In Larry Brown’s brilliant novel Dirty Work, the protagonist, Walter James, shares a dozen anecdotes that reveal the violence from his past. The bloodshed starts early. As a first grader, he gets his nose smacked and his grape Nehi stolen by the class bully. Walter doesn’t fight back. He goes home to his mother seeking sympathy. Instead, she tells him this:
If you don’t take up for yourself in this world, there ain’t nobody else that will. If you let him run over you once, he’s gonna run over you again. The next time he sees you, he’s gonna run over you again. Cause now he knows he can. So you got to teach him right now he can’t. Either now or the next time, it don’t matter. Is he bigger than you?. . .Well, I guess you gonna have to just pick you up a stick, ain’t you?
Mississippi parents still tell their kids things like this all the time. “You better not start a fight at school, but if somebody starts a fight with you, I expect you to finish it.” We tend not to want our children to have to rely on systems we don’t entirely trust to protect themselves. (Whether this is a stronger indictment of education or the law is hard to tell.)

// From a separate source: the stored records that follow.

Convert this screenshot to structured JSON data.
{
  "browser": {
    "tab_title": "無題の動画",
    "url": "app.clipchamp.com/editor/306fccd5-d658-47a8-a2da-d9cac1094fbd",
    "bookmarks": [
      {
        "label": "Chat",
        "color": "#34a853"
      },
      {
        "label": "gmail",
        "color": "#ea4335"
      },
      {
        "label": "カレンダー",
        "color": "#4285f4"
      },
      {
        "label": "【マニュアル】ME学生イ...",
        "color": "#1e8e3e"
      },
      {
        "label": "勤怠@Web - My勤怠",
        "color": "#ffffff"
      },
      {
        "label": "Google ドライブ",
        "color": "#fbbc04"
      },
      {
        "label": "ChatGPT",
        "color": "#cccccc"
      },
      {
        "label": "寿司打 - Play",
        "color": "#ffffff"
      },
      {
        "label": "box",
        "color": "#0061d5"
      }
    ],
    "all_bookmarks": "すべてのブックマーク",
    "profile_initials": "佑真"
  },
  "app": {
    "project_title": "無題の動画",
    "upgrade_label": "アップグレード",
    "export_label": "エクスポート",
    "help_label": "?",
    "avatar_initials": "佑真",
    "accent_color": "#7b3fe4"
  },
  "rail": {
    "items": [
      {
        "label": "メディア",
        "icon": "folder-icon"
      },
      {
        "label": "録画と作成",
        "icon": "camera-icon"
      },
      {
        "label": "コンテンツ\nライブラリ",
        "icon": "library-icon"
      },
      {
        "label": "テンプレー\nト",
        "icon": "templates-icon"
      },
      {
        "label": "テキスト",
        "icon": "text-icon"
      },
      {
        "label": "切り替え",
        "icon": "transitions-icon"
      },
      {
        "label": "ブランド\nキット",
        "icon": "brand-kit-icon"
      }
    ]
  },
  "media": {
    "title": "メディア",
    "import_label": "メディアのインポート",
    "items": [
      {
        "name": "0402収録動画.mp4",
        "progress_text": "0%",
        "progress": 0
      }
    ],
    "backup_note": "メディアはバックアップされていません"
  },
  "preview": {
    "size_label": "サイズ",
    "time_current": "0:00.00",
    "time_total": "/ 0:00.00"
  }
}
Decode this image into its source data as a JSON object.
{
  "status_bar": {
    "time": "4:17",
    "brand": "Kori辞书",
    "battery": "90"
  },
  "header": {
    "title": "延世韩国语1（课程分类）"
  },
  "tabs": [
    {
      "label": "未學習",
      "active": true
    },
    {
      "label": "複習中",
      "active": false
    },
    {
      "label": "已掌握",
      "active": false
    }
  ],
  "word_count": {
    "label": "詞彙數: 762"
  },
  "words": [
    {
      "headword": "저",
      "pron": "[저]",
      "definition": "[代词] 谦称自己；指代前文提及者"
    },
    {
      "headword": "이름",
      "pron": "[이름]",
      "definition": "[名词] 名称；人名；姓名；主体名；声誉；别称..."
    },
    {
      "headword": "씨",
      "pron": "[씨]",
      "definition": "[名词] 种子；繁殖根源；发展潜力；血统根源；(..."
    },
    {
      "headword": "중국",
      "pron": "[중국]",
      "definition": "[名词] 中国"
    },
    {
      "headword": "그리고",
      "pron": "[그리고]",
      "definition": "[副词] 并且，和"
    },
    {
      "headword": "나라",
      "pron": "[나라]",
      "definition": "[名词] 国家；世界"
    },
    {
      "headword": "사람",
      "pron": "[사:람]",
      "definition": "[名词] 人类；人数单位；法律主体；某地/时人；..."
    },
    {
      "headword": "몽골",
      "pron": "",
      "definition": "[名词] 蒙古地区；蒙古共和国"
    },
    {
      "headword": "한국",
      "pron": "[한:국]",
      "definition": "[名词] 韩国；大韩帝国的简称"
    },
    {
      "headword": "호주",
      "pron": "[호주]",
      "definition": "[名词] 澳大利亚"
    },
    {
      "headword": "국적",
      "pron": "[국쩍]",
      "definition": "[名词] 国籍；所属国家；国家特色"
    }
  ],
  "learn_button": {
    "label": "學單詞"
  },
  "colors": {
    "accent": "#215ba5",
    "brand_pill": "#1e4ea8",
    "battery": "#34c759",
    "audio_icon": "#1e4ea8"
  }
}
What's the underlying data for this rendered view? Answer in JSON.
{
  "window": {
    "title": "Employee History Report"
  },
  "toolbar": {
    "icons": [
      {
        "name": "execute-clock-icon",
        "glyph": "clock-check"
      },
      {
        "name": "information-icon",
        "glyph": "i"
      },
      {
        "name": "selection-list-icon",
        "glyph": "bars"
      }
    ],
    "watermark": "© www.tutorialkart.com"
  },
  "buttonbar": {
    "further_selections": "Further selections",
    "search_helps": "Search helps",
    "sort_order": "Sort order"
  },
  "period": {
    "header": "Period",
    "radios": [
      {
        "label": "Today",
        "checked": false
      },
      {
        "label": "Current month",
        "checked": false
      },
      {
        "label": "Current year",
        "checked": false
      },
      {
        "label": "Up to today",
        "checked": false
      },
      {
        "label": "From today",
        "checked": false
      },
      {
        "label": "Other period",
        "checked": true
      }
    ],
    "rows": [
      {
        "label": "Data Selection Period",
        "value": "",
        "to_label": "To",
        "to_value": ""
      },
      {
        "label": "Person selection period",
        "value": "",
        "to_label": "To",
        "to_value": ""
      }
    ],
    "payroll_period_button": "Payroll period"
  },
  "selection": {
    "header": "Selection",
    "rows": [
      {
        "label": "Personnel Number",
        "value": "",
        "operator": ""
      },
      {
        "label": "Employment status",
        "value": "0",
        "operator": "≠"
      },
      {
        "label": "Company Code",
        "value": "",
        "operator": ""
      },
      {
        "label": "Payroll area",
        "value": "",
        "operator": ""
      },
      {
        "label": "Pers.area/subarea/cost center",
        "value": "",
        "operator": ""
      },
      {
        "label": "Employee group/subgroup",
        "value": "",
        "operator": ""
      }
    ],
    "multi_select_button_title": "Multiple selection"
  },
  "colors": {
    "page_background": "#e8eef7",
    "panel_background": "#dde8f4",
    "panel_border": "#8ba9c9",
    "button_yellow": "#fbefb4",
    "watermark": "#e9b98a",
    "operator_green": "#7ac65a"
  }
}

While discussing this passage in class, students expressed varying levels of tolerance for bullying. Some students agreed absolutely with the mother. In light of yesterday’s school shooting in Colorado, it seems easy to wish for playground fights rather than active shooter emergencies. Of course, that’s a false dichotomy borne of nostalgia. The broader issue seems to be this: in a society that’s saturated with violence, how do we encourage children to stand up for themselves?